[PROVIDED INFORMATION — start]
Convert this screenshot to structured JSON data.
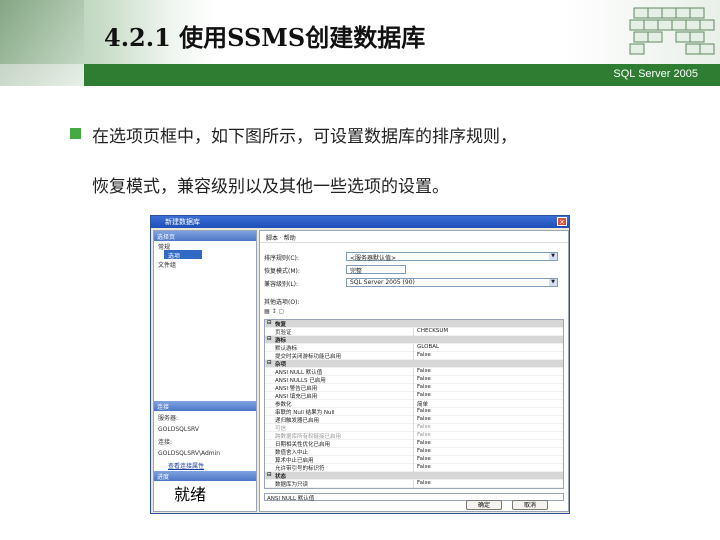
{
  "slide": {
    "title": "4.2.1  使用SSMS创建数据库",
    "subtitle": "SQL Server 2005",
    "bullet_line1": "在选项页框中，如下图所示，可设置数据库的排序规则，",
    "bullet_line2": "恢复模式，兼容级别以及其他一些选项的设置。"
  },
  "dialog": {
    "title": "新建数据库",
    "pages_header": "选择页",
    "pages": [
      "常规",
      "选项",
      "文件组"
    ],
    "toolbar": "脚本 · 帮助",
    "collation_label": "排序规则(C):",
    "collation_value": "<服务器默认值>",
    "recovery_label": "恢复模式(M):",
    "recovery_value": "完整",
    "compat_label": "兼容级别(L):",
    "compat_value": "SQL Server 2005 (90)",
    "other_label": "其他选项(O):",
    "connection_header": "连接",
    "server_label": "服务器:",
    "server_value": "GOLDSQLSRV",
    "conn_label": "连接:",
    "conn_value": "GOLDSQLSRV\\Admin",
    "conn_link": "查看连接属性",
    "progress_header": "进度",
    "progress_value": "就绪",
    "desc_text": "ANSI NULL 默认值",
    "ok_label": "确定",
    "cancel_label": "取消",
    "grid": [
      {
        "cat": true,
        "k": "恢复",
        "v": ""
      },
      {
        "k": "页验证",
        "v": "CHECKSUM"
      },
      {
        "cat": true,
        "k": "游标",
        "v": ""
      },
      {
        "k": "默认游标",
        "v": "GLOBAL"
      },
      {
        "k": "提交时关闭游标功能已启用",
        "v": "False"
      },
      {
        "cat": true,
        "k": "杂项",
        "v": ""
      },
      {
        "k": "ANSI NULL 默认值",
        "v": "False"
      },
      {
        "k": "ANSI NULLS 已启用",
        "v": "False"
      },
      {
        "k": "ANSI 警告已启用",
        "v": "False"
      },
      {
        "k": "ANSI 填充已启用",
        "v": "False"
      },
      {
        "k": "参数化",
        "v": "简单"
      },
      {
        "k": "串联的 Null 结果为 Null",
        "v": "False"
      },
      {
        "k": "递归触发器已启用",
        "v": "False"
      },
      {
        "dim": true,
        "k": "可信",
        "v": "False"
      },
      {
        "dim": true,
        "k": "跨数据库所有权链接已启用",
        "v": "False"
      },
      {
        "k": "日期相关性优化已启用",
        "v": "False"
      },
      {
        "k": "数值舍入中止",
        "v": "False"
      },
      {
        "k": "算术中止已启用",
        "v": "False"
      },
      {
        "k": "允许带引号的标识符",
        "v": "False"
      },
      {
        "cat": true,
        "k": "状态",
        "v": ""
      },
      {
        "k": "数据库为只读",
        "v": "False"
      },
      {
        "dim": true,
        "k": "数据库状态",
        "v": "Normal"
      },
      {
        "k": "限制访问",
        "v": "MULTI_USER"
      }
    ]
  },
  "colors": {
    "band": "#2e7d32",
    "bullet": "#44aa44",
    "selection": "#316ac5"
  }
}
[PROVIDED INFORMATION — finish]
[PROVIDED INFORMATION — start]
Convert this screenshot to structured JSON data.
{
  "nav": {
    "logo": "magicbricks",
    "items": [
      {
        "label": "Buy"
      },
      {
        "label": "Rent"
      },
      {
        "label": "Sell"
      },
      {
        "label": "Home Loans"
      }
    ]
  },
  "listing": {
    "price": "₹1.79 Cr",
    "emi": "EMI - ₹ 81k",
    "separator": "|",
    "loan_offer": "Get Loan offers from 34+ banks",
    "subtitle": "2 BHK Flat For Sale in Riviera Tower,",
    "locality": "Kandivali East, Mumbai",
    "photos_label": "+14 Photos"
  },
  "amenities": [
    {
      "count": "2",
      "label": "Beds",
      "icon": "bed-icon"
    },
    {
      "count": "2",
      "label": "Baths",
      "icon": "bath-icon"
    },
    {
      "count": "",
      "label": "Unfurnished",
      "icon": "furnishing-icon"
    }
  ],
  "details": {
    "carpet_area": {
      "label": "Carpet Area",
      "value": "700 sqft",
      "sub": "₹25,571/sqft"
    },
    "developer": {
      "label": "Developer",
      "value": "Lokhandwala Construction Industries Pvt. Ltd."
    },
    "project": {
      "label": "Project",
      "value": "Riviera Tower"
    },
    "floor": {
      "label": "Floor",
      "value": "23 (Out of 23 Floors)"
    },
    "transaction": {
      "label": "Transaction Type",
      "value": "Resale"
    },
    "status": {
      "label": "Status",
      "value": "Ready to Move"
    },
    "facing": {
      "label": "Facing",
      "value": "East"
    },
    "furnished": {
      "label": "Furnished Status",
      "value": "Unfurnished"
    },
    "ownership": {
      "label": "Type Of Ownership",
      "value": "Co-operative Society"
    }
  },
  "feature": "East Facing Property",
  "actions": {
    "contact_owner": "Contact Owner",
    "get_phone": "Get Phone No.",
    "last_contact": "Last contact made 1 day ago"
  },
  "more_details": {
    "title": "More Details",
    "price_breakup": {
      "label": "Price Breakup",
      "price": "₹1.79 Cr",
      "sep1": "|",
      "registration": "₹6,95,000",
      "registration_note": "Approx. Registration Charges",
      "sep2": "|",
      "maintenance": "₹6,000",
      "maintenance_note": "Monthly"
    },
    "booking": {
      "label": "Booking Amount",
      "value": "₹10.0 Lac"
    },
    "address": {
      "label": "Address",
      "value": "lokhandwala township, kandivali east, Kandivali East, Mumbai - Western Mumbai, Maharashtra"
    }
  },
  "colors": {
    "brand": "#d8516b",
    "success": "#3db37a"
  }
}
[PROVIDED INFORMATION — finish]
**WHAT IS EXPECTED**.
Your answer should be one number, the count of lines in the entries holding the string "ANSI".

**SOLUTION FOR THIS EXERCISE**.
5